Halifax police still can't account for hundreds of drug exhibits

The Halifax Regional Police officer in charge of an audit of evidence lockers says the items were most likely misplaced or mislabelled, and he's confident none were misappropriated.

HRP Supt. Jim Perrin said items likely misplaced or mislabelled, not misappropriated

Halifax Regional Police headquarters. (Robert Short/CBC)

Halifax Regional Police admit there are still hundreds of drug exhibits that remain unaccounted for following a detailed audit of evidence lockers at police headquarters.

A final report on the audit was presented Monday to the Board of Police Commissioners, the civilian oversight body for the police force.

The report found that of the 293 missing or misplaced cash exhibits, 255 were located. Of the 310 missing or misplaced large drug exhibits, only 68 were located. And just 140 of the 2,628 missing or misplaced small drug exhibits were located.

Supt. Jim Perrin, the officer in charge of the audit, said he's confident none of the items were misappropriated, and it's most likely they were mislabelled or misplaced. In the case of the cash exhibits, he said money was deposited without a record of which case it was connected.

"At no time through this process do we believe that anything was misappropriated by anybody," Perrin told reporters outside the meeting. "If we had come across that, we would have dealt with it, we would have taken that very seriously."

Supt. Jim Perrin. (Robert Short/CBC)

The problem first came to light in May 2015 when a police officer, Gary Basso, was charged with removing material from a drug evidence locker.

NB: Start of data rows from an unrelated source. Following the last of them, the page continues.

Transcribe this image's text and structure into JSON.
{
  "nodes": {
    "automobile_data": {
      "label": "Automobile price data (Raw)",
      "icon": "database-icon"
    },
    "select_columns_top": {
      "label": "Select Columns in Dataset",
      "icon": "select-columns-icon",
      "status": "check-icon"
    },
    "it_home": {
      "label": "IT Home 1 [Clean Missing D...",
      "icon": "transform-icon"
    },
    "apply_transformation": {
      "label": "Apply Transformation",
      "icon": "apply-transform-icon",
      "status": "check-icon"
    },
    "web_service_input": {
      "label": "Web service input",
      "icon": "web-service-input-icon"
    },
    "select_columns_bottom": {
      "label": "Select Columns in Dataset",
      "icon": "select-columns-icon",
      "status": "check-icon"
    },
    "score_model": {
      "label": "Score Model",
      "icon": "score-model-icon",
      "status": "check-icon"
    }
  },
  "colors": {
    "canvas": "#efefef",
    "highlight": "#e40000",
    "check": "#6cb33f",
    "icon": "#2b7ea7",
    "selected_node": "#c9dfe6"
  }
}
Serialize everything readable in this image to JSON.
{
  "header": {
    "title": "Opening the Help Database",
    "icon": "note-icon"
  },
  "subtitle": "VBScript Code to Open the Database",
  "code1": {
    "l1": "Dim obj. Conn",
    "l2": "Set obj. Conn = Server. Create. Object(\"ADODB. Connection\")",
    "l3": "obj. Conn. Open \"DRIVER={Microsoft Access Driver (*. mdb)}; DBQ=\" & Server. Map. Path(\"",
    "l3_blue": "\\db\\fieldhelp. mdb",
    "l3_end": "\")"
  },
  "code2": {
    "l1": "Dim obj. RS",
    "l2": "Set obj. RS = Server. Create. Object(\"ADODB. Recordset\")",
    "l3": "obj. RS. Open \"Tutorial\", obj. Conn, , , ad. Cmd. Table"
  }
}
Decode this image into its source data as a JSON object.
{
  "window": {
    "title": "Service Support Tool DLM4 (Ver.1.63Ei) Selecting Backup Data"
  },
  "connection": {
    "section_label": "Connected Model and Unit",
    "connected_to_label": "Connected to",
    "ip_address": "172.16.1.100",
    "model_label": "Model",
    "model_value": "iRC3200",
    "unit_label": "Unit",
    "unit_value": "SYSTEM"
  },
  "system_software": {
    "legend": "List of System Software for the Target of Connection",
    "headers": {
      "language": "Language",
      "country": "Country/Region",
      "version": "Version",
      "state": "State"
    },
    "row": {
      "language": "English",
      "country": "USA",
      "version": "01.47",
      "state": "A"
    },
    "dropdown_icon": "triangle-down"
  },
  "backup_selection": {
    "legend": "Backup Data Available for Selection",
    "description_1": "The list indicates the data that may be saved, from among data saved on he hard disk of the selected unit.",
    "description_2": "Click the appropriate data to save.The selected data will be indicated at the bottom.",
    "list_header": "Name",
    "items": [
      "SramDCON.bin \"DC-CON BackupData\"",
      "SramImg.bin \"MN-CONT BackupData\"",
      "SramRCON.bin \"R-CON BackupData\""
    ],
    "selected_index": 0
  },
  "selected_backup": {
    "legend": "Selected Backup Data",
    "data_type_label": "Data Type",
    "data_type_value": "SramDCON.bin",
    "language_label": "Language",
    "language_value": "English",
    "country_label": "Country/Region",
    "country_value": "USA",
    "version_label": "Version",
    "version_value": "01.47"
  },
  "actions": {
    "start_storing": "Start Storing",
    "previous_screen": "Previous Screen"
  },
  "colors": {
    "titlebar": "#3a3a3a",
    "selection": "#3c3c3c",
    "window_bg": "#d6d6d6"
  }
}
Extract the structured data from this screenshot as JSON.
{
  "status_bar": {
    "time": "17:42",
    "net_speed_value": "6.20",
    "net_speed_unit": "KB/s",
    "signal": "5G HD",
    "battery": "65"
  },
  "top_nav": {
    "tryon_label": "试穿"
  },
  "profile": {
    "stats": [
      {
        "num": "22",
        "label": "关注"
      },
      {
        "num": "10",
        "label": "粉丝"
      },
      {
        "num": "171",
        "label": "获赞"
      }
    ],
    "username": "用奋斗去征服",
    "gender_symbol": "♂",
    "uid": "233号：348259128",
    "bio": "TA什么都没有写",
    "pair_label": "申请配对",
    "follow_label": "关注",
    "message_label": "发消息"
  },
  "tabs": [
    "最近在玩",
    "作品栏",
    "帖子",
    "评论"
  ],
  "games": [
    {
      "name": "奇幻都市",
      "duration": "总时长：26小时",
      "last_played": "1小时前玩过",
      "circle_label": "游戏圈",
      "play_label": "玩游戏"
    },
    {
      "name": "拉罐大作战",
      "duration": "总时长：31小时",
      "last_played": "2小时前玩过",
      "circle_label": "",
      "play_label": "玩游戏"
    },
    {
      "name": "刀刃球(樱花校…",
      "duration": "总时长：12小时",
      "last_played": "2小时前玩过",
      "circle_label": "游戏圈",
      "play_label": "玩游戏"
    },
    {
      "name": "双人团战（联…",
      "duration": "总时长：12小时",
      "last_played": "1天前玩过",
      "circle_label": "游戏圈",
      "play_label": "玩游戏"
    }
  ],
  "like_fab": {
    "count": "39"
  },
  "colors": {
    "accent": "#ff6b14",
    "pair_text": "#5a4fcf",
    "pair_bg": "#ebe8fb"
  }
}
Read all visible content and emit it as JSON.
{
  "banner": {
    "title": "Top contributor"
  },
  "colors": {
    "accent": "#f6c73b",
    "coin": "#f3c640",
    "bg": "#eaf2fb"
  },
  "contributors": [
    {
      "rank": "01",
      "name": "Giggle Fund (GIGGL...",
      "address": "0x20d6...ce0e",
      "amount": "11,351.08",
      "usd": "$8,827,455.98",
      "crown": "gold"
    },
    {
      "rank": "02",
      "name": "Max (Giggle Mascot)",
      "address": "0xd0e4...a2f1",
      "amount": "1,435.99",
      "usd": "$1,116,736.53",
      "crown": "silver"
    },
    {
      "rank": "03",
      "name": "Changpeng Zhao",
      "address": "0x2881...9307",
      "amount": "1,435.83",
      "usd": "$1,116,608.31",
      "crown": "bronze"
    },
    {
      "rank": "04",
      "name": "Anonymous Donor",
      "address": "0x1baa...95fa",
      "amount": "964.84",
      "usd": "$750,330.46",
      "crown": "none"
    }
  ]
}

While the charges against Basso were eventually stayed, a June 2016 audit revealed the scope of the problem involving missing drugs and cash.

Perrin said said a lot of defence lawyers reached out after news of the audit broke to see if the missing evidence might help their clients.

"I think anytime something goes awry in policing, sure, your reputation can take a hit," Perrin said.

"It's obviously very topical and people want to talk about it. But I've also said before that we're humans, we're people that are doing these processes from time to time, there's going to be mistakes."

'This has not been comfortable'

Perrin said new audit procedures and new training have been put in place to ensure everyone handling evidence appreciates the need to be meticulous about documenting and accounting it.

"This has not been comfortable for anyone involved," said Steve Craig, a municipal councillor and chair of the Board of Police Commissioners. "And guess what? It shouldn't be comfortable."

Police Chief Jean Michel Blais assured commissioners that "we have been confident for the last six months that our processes are very, very tight."

About the Author

Blair Rhodes


Blair Rhodes has been a journalist for more than 35 years, the last 27 with CBC. His primary focus is on stories of crime and public safety.